Liam Óg Ó Floinn was a revelation. In person, he looks like someone’s da; his hair is sensibly parted, he’s wearing a sensible shirt and slacks. He seems a very nice man. But every time he lifted his bellows and chanters, he brought the crowd to places they had never been. His was an artistry unmatched; every time the first skirl of his pipes was heard in a song, the crowd roared their appreciation, lost to his mastery. When he was sitting out, he’d sit there proudly and indulgently listening to the other three, like a father eyeing a son who’s made it to the Under-16 panel. It’s a given that the uileann pipes are the ultimate instrument in Irish traditional music because there’s something in them, something that resonates with the soul, if there exists such a thing. It’s something that is rarely captured on record, but to hear a master like Ó Floinn, live and in his element, is never to be able to go back.

Christy Moore has been The Beloved Entertainer for so long it’s easy to forget who he really is, and what he’s done. Since Planxty broke up, he’s been the Storm in the T-shirt, he’s been Lisdoonvarna, he’s been on the Late Late Show, he’s been the man who’s been able to release a lot of substandard albums without ever being called up for it. He’s also been the grumpy old man at concerts – his own concerts – who’ll stop in the middle of song to give out about the noise the crowd is making.

Last night in Vicar Street, returned to the environment that showed his talents at their best, Christy Moore was where he will be always remembered and cherished – at the right hand of Luke Kelly as one of our greatest of balladeers. The media has been hinting in the past number of years that the black dog of depression had been on Christy’s trail; with the strength of Planxty behind him, Christy turned around and softened that dog’s arse with kicks. He was like a man returned to youth, laughing with the rest of the band, cracking the good ones he hasn’t cracked in twenty years, and sometimes, listening to the rest of the band, his face bore the look of wonder that all the audience bore, wonder that he was in the same room with such artistry. You could see what it meant to him to be reunited with Planxty at the end as the band took their bows – Christy had them all with their arms around each others shoulders, and the delight was clearly written on his face.

For years Christy Moore has gotten annoyed at people for singing along with him. He believed it put him off, and he was more than likely right. But the God of Art and the God of Joy stood hand in hand in Vicar Street on Wednesday night, and the crowd were not to be denied. As the final part of the encore, Christy sang the Cliffs of Dooneen, and no-one could stop themselves from joining in what was an anthem for Moore, for Planxty, for the night itself, for the series of reunion concerts, and for the Irish nation itself, that nation of travellers, wanderers and wonderers.
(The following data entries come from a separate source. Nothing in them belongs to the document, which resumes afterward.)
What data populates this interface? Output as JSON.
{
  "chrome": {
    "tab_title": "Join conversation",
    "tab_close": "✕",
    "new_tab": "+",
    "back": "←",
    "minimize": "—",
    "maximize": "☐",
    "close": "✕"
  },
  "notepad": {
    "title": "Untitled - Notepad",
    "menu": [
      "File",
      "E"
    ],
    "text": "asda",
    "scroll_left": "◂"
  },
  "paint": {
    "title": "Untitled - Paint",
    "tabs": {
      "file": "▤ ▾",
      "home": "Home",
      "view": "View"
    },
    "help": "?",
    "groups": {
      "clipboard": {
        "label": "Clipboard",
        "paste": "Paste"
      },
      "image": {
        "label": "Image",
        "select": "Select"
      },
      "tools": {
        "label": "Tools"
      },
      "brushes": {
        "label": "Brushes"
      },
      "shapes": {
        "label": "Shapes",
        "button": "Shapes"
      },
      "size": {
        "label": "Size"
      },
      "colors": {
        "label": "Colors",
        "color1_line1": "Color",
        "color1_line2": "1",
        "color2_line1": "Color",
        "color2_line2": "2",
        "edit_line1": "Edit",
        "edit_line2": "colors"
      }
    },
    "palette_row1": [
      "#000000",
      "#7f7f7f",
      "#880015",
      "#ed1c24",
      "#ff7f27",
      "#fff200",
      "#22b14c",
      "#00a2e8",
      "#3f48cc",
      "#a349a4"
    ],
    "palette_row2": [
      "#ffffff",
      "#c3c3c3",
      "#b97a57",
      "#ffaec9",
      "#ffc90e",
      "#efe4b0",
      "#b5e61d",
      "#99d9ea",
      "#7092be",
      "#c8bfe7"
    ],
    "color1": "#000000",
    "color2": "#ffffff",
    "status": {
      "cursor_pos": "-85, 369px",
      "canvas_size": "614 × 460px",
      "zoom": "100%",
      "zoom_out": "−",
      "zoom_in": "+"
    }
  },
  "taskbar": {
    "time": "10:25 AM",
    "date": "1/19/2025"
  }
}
Reader, remember them this way:

You may travel far, far from your own native home
Far away o’er the mountains, far away o’er the foam
But of all the fine places that ‘ere I have been
Sure there’s none to compare with the Cliffs of Dooneen.

Or Planxty.